PROBLEM.
Line by line, copy the listing below exactly.

--- START ---

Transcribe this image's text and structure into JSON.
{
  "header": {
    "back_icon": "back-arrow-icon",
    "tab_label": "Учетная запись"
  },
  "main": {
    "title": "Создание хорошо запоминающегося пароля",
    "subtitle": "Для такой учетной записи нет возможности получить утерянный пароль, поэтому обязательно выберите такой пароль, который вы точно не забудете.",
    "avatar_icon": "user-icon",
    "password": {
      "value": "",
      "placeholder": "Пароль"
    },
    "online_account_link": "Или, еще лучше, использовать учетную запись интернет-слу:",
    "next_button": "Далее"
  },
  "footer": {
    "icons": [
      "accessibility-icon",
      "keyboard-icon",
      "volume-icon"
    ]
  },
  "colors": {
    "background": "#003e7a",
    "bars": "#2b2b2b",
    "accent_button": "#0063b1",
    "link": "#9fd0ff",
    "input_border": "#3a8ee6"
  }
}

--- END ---

ANSWER BOX.
Transcribe this image's text and structure into JSON.
{
  "header": {
    "back_icon": "back-arrow-icon",
    "tab_label": "Учетная запись"
  },
  "main": {
    "title": "Создание хорошо запоминающегося пароля",
    "subtitle": "Для такой учетной записи нет возможности получить утерянный пароль, поэтому обязательно выберите такой пароль, который вы точно не забудете.",
    "avatar_icon": "user-icon",
    "password": {
      "value": "",
      "placeholder": "Пароль"
    },
    "online_account_link": "Или, еще лучше, использовать учетную запись интернет-слу:",
    "next_button": "Далее"
  },
  "footer": {
    "icons": [
      "accessibility-icon",
      "keyboard-icon",
      "volume-icon"
    ]
  },
  "colors": {
    "background": "#003e7a",
    "bars": "#2b2b2b",
    "accent_button": "#0063b1",
    "link": "#9fd0ff",
    "input_border": "#3a8ee6"
  }
}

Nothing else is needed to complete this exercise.